The book delves deeply into the technical aspects, as well: what constitutes electronic charting; the differing technologies underlying vector and raster charts; the issues facing hydrographic offices in creating electronic charts; the underlying concerns that drive the manner in which the data is displayed; and a host of other issues, including the mass of acronyms that pepper any discussion of these subjects.

As an author with a broad interest in charts and charting, I consider it a tremendous reference work. I did, however, have some trouble defining the target audience. In particular, it should be noted that for the end user of electronic charting systems (whether a professional navigator or recreational boater) who wants to fully understand the positives and negatives of electronic charts, and some advice on how to use them, including their limitations and other such practical questions, the book has way too much background technical information and is not focused sharply enough. In other words, it needs decluttering.

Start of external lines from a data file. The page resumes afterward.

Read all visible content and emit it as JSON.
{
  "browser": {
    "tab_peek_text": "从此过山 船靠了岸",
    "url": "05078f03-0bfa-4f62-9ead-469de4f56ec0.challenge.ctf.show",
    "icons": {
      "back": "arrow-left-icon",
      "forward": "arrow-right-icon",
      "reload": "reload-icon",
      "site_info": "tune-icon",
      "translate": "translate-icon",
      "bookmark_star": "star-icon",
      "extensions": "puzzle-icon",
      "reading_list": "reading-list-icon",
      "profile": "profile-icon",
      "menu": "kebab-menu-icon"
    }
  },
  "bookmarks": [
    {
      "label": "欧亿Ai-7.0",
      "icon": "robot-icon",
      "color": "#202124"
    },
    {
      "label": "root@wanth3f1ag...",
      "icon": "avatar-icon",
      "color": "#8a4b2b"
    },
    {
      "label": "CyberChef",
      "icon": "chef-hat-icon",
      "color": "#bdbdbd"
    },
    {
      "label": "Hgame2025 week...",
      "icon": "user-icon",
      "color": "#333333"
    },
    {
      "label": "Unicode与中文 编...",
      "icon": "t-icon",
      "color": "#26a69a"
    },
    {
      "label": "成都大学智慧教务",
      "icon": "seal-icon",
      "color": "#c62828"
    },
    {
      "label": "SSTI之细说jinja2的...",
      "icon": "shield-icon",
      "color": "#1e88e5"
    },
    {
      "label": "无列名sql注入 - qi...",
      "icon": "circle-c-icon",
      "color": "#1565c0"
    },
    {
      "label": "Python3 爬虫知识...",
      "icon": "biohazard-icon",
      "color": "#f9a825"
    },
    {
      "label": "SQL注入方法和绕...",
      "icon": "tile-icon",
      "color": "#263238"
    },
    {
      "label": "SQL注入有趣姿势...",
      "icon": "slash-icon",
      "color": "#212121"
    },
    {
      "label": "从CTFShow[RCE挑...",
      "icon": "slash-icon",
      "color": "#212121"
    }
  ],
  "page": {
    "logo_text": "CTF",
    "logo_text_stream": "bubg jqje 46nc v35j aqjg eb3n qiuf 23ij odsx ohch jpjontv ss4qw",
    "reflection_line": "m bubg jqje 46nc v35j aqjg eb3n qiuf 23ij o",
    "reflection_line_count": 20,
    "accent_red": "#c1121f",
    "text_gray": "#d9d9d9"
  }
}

The Electronic Chart includes a CD that helps fill this pragmatic niche. The CD has enough electronic charting software and electronic chart data to simulate taking a ship into Rotterdam, the busiest port in Europe, using ECDIS. The CD contains its own 108-page (printable) manual that explains in detail how to use the numerous functions of ECDIS. I have to say, I didn’t do very well on my simulated approach to Rotterdam; it will take quite some time to clean up the oil spill I must have created. Nevertheless, reading the manual and playing with the software gave me a much better handle on the practical aspects of electronic charting, and ECDIS in particular, than the book itself. The book that still needs to be written is one that specifically supports this CD and provides access to simulated electronic charting systems that do not meet the full ECDIS standards (noncompliant systems are all that is found on pleasure boats, and also on many ships) by tightly focusing on the needs of ship and pleasure-boat navigators, and only delving into the underlying electronic chart technology and related issues in so far as an understanding of these is necessary to learn how to use electronic charting systems effectively and safely on the bridge or at the helm. Maybe the authors can tackle this one next.

GITC, Lemmer, Netherlands; 283 pages $61.50 ($55 EUR).

Nigel Calder